At a nation-to-nation level, the Indonesian government and its representatives in Australia – including the Embassy, Consuls-General, Indonesia Investment Coordinating Board (BKPM) and the Indonesian Investment Authority (INA) – should nominate Indonesian language literacy as a strategic priority for the bilateral relationship.

The Australian government’s eagerness to conclude the comprehensive economic partnership (IA-CEPA) is proof that Australia understands the immensity of the commercial opportunity in Indonesia.  But the Indonesian government should emphasise that continued collaboration must entail language learning. This would show that Australia really does take the relationship seriously and is committed to maintaining and even building it. Such an expectation, if communicated tactfully, might be the prod that Australia’s governments and policy makers need to revitalise our woeful rates of language learning.

Nations in the European Union have enjoyed the closest form of economic cooperation, namely a shared currency and economic customs union, for close to 30 years. But that doesn’t mean a French person expects to build meaningful ties in Germany by speaking French. On the contrary, the polylingual mentality of Europeans preceded and then strengthened the development of economic collaboration.

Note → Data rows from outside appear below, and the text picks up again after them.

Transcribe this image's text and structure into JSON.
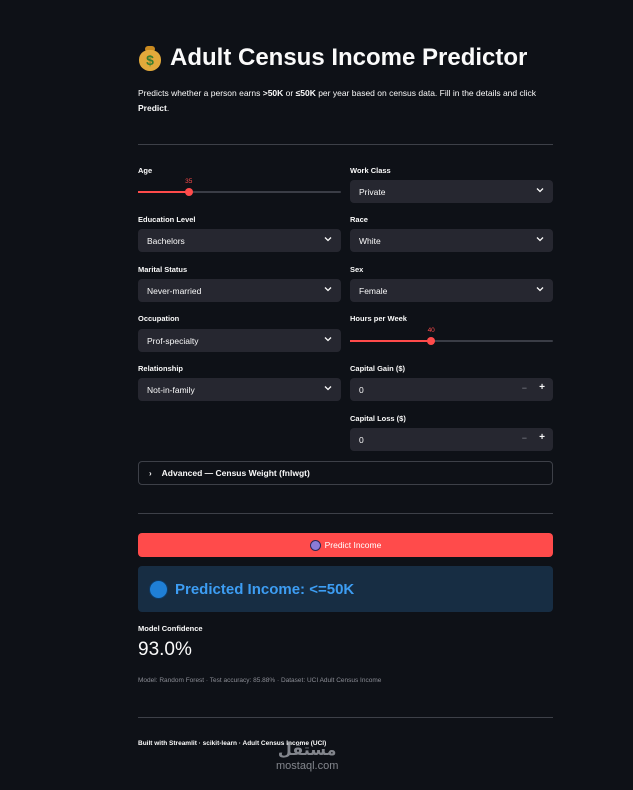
{
  "header": {
    "emoji": "$",
    "title": "Adult Census Income Predictor",
    "subtitle_pre": "Predicts whether a person earns ",
    "subtitle_b1": ">50K",
    "subtitle_mid": " or ",
    "subtitle_b2": "≤50K",
    "subtitle_post": " per year based on census data. Fill in the details and click ",
    "subtitle_b3": "Predict",
    "subtitle_end": "."
  },
  "form": {
    "age": {
      "label": "Age",
      "value": "35",
      "fraction": 0.25
    },
    "workclass": {
      "label": "Work Class",
      "value": "Private"
    },
    "education": {
      "label": "Education Level",
      "value": "Bachelors"
    },
    "race": {
      "label": "Race",
      "value": "White"
    },
    "marital": {
      "label": "Marital Status",
      "value": "Never-married"
    },
    "sex": {
      "label": "Sex",
      "value": "Female"
    },
    "occupation": {
      "label": "Occupation",
      "value": "Prof-specialty"
    },
    "hours": {
      "label": "Hours per Week",
      "value": "40",
      "fraction": 0.4
    },
    "relationship": {
      "label": "Relationship",
      "value": "Not-in-family"
    },
    "capital_gain": {
      "label": "Capital Gain ($)",
      "value": "0",
      "minus": "−",
      "plus": "+"
    },
    "capital_loss": {
      "label": "Capital Loss ($)",
      "value": "0",
      "minus": "−",
      "plus": "+"
    }
  },
  "advanced": {
    "label": "Advanced — Census Weight (fnlwgt)"
  },
  "predict": {
    "label": "Predict Income"
  },
  "result": {
    "text": "Predicted Income: <=50K"
  },
  "metric": {
    "label": "Model Confidence",
    "value": "93.0%"
  },
  "caption": "Model: Random Forest · Test accuracy: 85.88% · Dataset: UCI Adult Census Income",
  "footer": "Built with Streamlit · scikit-learn · Adult Census Income (UCI)",
  "watermark": {
    "arabic": "مستقل",
    "latin": "mostaql.com"
  },
  "colors": {
    "accent": "#ff4b4b",
    "background": "#0e1117",
    "input": "#262730",
    "info_bg": "#172d43",
    "info_text": "#3d9df3"
  }
}
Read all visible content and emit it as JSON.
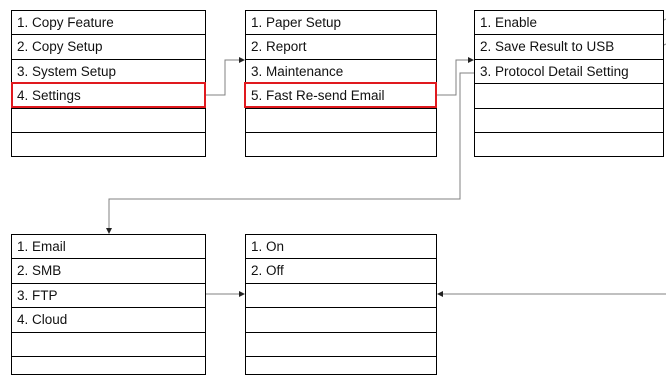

But it is people and not parliaments that build lasting relationships. The second pathway is for Indonesian thinkers, creators, innovators, and start-up entrepreneurs. Be it apps, business or professional exchanges, education centres, or any other idea – Australia needs you. There are people here who want to grow Bahasa Indonesia, who better to guide and help us than native-speakers? In return, Australia can add value to the Indonesian economy, especially in education and services.

It doesn’t matter how, but change needs to happen. As Indonesia’s stature grows, Australian ears will need to attune themselves to Indonesian voices on the global stage – and be able to talk with them. The time to act is now, because if Australia does not, a once-promising friendship and conversation may be nothing more than – in the words of that song – the sound of silence.


Jack Allen is a policy and communications expert with years of experience across politics, financial services, trade and the law. Majoring in Indonesian within his law and arts degree from Monash University (during which he completed an NCP placement in Indonesia), He has an ongoing interest in trade issues across the ASEAN region.

First published at Indonesia at Melbourne.